*On the history of upsets and disappointments at the US Opens at Olympic: Well, I mean I don’t know, but Billy Casper was just in here, right? And he won 50 plus events, three major championships, that’s not that big an upset I mean, geez. He’s a hell of a player. Scott Simpson playing Watson, Scott Simpson playing on U.S. Open venues, period, was always tough to beat. Certain guys do really well in certain events.
Scott Simpson has got his record in this event. Like Payne Stewart had his record in this event. Lee Janzen who won here, he did well in U.S. Opens. I think this golf course, if you look at all those golfers that you named, they all shaped the ball. And I think they’re proficient at going either way with the golf ball. And if you’re going to pick one thing that’s common between all those players, is they had a comfort of shaping the ball either way.
I was reading something a long time ago about Arnold playing this event. He likes to draw the ball. But he learned how to hit a cut just for this event. He did all right. He had a seven shot lead with nine to go. He became proficient at hitting it either way. And I think that’s what you have to do on this golf course, because as I say, the doglegs run away from you. And we have to hit the ball with some kind of shape to keep them in there. And with the fairways getting fast, that rough just comes up quick.
*On the finishing three holes — par-5, par-5, par-4: Well, it gives you a chance to finish off a round. Generally we’re just trying to hang on coming in and make a bunch of pars. But you’re trying to make a bunch of pars throughout most of the day, and then all of a sudden you’ve got to change gears. If you hit two good shots into 16 you’re going to have a wedge in there, which you should make birdie. Same thing on 17. And same thing on 18. So you have three holes back-to-back either you’re chipping, you’re wedging, so you’re going to have to make some birdies there, absolutely.
*On his preference of playing in tough, firm and fast conditions: Well, I think that over the years I’ve always preferred it to be like that. I’ve always preferred it to be more difficult, there’s no doubt. And I’ve always preferred it to be fast. I just like a fast golf course. Because then you have to shape shots. You have to think. You can’t set up and hit your ball to a number and have it plug.
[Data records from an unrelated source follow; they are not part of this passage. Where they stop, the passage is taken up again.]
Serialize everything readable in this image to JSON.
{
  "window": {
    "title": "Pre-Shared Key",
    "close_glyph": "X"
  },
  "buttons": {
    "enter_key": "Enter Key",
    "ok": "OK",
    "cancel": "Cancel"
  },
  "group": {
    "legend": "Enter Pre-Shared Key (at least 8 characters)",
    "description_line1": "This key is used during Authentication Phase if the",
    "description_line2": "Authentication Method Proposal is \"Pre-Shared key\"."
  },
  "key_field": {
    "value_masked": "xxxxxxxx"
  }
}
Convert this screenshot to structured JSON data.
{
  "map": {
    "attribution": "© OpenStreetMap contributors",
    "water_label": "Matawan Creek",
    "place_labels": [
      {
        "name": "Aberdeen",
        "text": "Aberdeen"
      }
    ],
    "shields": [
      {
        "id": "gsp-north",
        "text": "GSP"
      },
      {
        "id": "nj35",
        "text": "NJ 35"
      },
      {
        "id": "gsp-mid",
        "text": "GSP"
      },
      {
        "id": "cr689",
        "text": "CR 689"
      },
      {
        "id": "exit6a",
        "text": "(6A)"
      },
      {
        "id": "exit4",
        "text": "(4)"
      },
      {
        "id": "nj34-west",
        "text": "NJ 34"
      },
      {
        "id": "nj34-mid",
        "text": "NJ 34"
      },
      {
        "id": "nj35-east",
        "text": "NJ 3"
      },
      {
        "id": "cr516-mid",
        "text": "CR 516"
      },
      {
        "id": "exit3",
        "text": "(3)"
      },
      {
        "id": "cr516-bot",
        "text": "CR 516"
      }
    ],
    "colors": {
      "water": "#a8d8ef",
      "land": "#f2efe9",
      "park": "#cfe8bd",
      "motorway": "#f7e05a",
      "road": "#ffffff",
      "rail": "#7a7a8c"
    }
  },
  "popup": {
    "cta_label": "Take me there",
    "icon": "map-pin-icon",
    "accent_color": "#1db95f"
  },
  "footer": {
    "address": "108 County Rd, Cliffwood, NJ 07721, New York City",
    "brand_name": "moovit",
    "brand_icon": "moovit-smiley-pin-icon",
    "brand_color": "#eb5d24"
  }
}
The ball is going to have run out, have chase, what shape shot you’re going to play. And the same things into the greens. That’s also the reason I love playing links golf, because the ball does chase, it does move, it does move on the ground. And when the golf course gets harder and faster it is certainly something I like.
Lots of good information there. If you follow me on Twitter, I know I’ve mentioned a few times that I have lots of pictures and videos from walking a practice round (Nos. 1-8) on Monday with Charlie Wi and Alistair Presnell.
For golf geeks, you’ll enjoy hearing Charlie and his caddie Mark Urbanek talk strategy on some of the holes. Stay tuned, but I put up some teaser photos on Twitter and Instagram — which, if you’re not already, you should follow both those accounts. I tweet and ‘gram some quality stuff when I’m on-site and don’t have time to put up a blog post.
(Getty Images/Andrew Redington)